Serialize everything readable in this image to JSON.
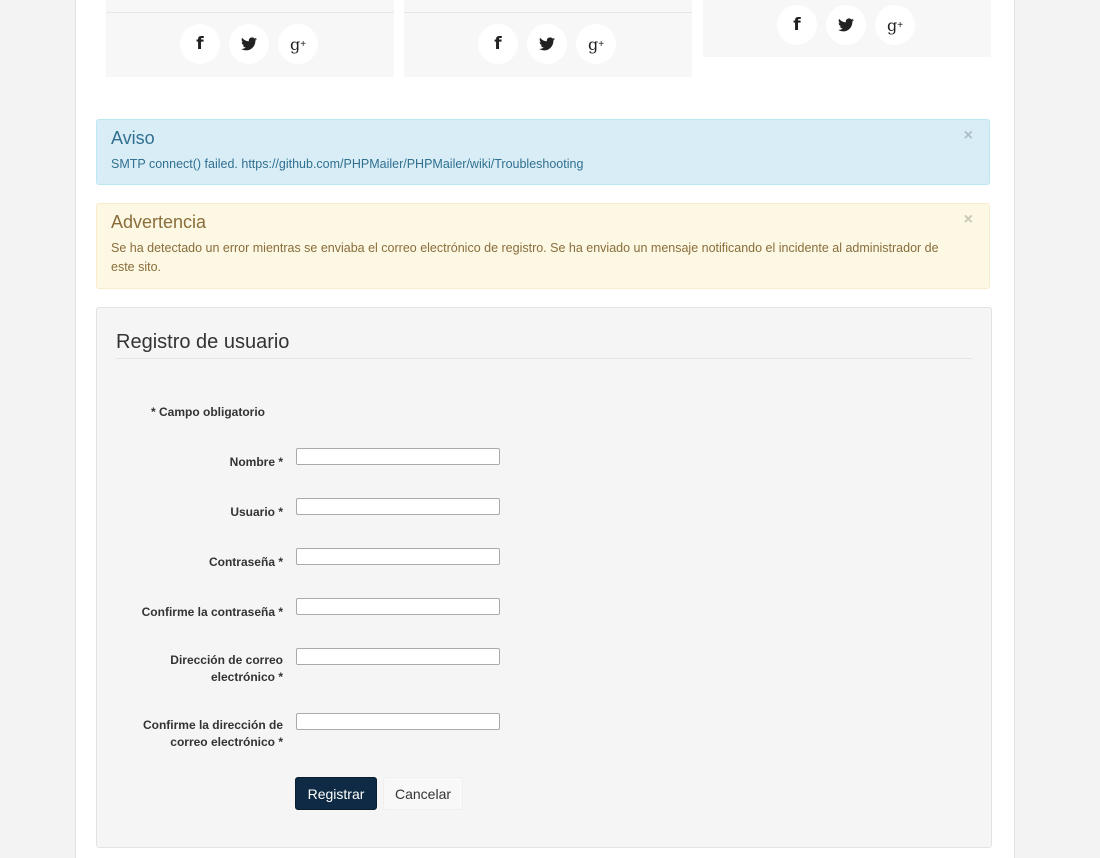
{
  "social_cards": [
    {
      "icons": [
        "facebook-icon",
        "twitter-icon",
        "google-plus-icon"
      ]
    },
    {
      "icons": [
        "facebook-icon",
        "twitter-icon",
        "google-plus-icon"
      ]
    },
    {
      "icons": [
        "facebook-icon",
        "twitter-icon",
        "google-plus-icon"
      ]
    }
  ],
  "social_glyphs": {
    "facebook": "f",
    "twitter": "🐦",
    "gplus": "g",
    "plus": "+"
  },
  "alerts": {
    "info": {
      "title": "Aviso",
      "message": "SMTP connect() failed. https://github.com/PHPMailer/PHPMailer/wiki/Troubleshooting",
      "close": "×"
    },
    "warning": {
      "title": "Advertencia",
      "message": "Se ha detectado un error mientras se enviaba el correo electrónico de registro. Se ha enviado un mensaje notificando el incidente al administrador de este sito.",
      "close": "×"
    }
  },
  "form": {
    "title": "Registro de usuario",
    "required_note": "* Campo obligatorio",
    "fields": [
      {
        "label": "Nombre *",
        "value": ""
      },
      {
        "label": "Usuario *",
        "value": ""
      },
      {
        "label": "Contraseña *",
        "value": ""
      },
      {
        "label": "Confirme la contraseña *",
        "value": ""
      },
      {
        "label": "Dirección de correo electrónico *",
        "value": ""
      },
      {
        "label": "Confirme la dirección de correo electrónico *",
        "value": ""
      }
    ],
    "submit_label": "Registrar",
    "cancel_label": "Cancelar"
  },
  "colors": {
    "info_bg": "#d9edf7",
    "info_text": "#31708f",
    "warning_bg": "#fcf8e3",
    "warning_text": "#8a6d3b",
    "primary_button": "#0f2a44"
  }
}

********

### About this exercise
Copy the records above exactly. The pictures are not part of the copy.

### Answer to the problem
Serialize everything readable in this image to JSON.
{
  "social_cards": [
    {
      "icons": [
        "facebook-icon",
        "twitter-icon",
        "google-plus-icon"
      ]
    },
    {
      "icons": [
        "facebook-icon",
        "twitter-icon",
        "google-plus-icon"
      ]
    },
    {
      "icons": [
        "facebook-icon",
        "twitter-icon",
        "google-plus-icon"
      ]
    }
  ],
  "social_glyphs": {
    "facebook": "f",
    "twitter": "🐦",
    "gplus": "g",
    "plus": "+"
  },
  "alerts": {
    "info": {
      "title": "Aviso",
      "message": "SMTP connect() failed. https://github.com/PHPMailer/PHPMailer/wiki/Troubleshooting",
      "close": "×"
    },
    "warning": {
      "title": "Advertencia",
      "message": "Se ha detectado un error mientras se enviaba el correo electrónico de registro. Se ha enviado un mensaje notificando el incidente al administrador de este sito.",
      "close": "×"
    }
  },
  "form": {
    "title": "Registro de usuario",
    "required_note": "* Campo obligatorio",
    "fields": [
      {
        "label": "Nombre *",
        "value": ""
      },
      {
        "label": "Usuario *",
        "value": ""
      },
      {
        "label": "Contraseña *",
        "value": ""
      },
      {
        "label": "Confirme la contraseña *",
        "value": ""
      },
      {
        "label": "Dirección de correo electrónico *",
        "value": ""
      },
      {
        "label": "Confirme la dirección de correo electrónico *",
        "value": ""
      }
    ],
    "submit_label": "Registrar",
    "cancel_label": "Cancelar"
  },
  "colors": {
    "info_bg": "#d9edf7",
    "info_text": "#31708f",
    "warning_bg": "#fcf8e3",
    "warning_text": "#8a6d3b",
    "primary_button": "#0f2a44"
  }
}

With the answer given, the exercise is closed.